_Activity_: Every record, from the first line to the last, needs to be given again exactly.

_Source information_:

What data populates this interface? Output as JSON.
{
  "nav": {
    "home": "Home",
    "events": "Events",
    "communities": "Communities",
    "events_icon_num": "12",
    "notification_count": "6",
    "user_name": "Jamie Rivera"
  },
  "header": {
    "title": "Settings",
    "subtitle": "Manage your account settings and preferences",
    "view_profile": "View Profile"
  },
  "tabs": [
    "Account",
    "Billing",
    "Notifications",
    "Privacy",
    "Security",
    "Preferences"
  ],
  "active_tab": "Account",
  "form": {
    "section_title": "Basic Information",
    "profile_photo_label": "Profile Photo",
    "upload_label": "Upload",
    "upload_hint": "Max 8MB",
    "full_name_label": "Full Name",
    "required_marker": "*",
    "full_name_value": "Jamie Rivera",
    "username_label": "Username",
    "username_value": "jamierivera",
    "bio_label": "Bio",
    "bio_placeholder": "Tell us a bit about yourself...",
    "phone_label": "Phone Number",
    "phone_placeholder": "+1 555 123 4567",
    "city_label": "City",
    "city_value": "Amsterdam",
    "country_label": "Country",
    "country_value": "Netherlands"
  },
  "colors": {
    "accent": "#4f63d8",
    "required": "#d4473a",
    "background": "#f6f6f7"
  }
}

_Completed task_:
What data populates this interface? Output as JSON.
{
  "nav": {
    "home": "Home",
    "events": "Events",
    "communities": "Communities",
    "events_icon_num": "12",
    "notification_count": "6",
    "user_name": "Jamie Rivera"
  },
  "header": {
    "title": "Settings",
    "subtitle": "Manage your account settings and preferences",
    "view_profile": "View Profile"
  },
  "tabs": [
    "Account",
    "Billing",
    "Notifications",
    "Privacy",
    "Security",
    "Preferences"
  ],
  "active_tab": "Account",
  "form": {
    "section_title": "Basic Information",
    "profile_photo_label": "Profile Photo",
    "upload_label": "Upload",
    "upload_hint": "Max 8MB",
    "full_name_label": "Full Name",
    "required_marker": "*",
    "full_name_value": "Jamie Rivera",
    "username_label": "Username",
    "username_value": "jamierivera",
    "bio_label": "Bio",
    "bio_placeholder": "Tell us a bit about yourself...",
    "phone_label": "Phone Number",
    "phone_placeholder": "+1 555 123 4567",
    "city_label": "City",
    "city_value": "Amsterdam",
    "country_label": "Country",
    "country_value": "Netherlands"
  },
  "colors": {
    "accent": "#4f63d8",
    "required": "#d4473a",
    "background": "#f6f6f7"
  }
}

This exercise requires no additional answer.